■ Prompt
In the records below, find each line with the word "Conflicts" and copy it.

■ Source records

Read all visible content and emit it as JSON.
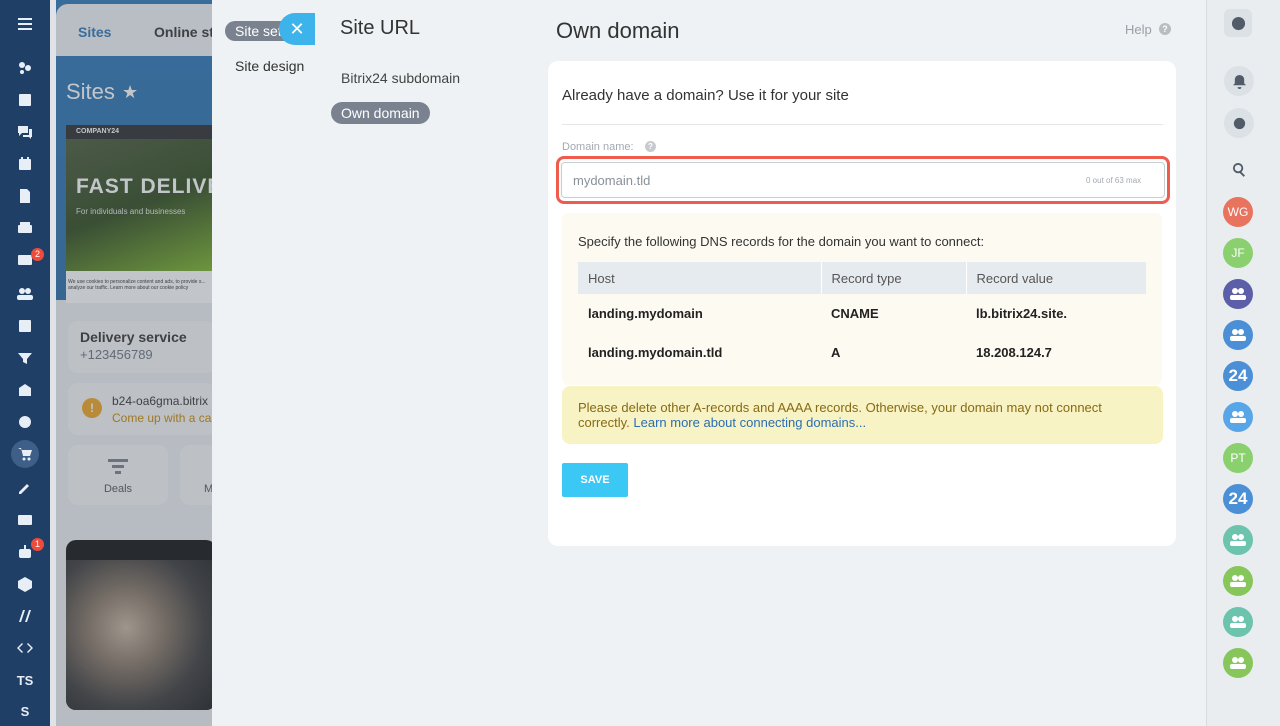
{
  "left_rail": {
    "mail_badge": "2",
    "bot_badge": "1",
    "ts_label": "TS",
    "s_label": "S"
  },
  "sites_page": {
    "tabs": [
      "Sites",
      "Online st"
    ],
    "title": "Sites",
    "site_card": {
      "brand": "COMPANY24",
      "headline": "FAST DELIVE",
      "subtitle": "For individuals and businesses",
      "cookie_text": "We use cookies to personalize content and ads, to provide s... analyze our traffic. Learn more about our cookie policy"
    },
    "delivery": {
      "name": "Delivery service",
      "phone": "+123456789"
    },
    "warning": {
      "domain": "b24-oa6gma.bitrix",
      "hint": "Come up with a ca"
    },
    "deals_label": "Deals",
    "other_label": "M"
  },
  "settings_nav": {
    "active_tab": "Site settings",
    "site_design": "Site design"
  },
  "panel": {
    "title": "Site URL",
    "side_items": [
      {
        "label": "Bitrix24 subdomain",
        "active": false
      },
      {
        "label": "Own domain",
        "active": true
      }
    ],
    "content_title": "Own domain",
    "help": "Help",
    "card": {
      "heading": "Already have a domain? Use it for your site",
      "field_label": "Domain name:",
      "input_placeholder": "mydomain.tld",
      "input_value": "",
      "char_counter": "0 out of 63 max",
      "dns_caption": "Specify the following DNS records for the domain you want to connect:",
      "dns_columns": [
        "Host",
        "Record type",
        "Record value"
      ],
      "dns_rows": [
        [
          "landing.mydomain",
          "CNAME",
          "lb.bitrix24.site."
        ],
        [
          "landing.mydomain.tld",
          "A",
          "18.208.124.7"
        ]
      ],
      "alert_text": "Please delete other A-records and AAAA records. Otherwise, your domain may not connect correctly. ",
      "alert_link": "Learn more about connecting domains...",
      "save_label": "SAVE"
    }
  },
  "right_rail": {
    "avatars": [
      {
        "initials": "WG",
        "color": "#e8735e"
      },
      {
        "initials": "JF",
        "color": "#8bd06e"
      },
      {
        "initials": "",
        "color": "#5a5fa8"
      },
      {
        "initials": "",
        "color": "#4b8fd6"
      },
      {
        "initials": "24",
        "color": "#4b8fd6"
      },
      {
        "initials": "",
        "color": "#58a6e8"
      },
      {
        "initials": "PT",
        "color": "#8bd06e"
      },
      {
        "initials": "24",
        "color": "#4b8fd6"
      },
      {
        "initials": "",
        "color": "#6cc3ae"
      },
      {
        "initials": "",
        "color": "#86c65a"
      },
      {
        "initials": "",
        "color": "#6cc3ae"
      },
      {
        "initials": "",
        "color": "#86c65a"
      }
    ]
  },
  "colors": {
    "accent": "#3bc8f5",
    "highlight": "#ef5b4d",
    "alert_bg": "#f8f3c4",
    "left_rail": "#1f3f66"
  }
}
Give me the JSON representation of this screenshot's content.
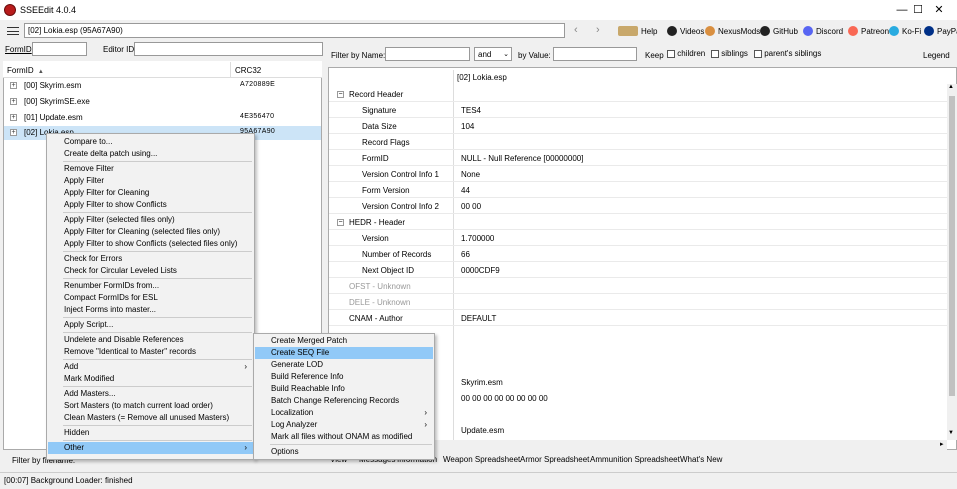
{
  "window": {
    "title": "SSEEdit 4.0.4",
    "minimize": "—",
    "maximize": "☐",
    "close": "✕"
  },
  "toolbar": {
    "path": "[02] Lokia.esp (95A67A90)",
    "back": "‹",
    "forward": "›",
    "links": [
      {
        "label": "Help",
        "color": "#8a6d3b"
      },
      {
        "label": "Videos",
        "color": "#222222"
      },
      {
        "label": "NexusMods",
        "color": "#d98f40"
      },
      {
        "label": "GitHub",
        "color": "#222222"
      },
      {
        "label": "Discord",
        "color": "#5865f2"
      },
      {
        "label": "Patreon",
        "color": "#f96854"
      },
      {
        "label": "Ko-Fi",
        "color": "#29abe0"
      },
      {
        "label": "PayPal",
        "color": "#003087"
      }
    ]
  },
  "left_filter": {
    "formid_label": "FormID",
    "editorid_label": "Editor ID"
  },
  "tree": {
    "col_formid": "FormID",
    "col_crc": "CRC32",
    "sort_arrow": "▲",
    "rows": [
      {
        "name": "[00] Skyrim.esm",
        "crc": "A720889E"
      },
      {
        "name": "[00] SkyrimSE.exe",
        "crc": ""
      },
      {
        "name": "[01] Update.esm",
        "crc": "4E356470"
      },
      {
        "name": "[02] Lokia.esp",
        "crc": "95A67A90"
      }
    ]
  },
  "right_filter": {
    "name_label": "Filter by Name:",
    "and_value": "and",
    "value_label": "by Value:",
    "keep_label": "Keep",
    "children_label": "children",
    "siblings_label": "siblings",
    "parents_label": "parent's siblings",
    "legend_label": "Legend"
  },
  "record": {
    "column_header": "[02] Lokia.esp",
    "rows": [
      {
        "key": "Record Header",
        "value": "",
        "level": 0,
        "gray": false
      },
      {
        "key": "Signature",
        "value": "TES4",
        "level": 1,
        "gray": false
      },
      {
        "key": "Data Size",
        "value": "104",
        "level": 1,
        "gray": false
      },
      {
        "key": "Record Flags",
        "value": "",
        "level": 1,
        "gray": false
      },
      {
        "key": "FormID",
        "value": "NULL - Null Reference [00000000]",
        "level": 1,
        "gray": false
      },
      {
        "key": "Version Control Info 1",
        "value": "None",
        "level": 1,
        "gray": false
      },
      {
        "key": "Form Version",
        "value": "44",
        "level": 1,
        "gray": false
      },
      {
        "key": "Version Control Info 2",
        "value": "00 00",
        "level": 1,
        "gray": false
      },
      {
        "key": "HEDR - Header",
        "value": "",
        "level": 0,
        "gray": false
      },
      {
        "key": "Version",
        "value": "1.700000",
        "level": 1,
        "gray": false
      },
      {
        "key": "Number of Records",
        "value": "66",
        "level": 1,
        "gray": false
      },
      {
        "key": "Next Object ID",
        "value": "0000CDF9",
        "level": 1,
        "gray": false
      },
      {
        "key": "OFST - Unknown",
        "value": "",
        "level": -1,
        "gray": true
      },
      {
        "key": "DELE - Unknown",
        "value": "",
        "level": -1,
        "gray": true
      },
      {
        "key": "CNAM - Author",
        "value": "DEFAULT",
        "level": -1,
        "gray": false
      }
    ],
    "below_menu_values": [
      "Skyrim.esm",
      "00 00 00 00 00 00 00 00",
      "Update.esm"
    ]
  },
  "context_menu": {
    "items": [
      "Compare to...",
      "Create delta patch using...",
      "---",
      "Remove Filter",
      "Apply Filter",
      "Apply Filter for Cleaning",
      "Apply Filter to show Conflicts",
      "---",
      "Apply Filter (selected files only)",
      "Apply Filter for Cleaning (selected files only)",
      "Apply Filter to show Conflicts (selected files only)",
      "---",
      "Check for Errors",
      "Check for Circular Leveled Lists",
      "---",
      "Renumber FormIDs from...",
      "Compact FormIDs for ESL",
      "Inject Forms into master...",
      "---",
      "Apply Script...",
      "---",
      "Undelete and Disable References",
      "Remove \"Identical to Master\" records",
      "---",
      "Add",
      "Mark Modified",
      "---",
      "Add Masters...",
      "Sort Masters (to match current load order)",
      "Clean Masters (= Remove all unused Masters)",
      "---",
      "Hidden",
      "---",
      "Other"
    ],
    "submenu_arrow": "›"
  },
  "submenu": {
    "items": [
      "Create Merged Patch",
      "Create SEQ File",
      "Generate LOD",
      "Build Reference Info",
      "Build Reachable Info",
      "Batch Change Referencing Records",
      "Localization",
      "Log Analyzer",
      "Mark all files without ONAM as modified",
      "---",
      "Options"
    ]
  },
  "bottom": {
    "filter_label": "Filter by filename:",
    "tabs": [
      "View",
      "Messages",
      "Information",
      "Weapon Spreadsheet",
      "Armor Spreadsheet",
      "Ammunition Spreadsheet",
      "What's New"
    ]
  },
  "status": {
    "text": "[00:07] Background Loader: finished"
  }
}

■ Expected output
      "Apply Filter to show Conflicts",
      "Apply Filter to show Conflicts (selected files only)",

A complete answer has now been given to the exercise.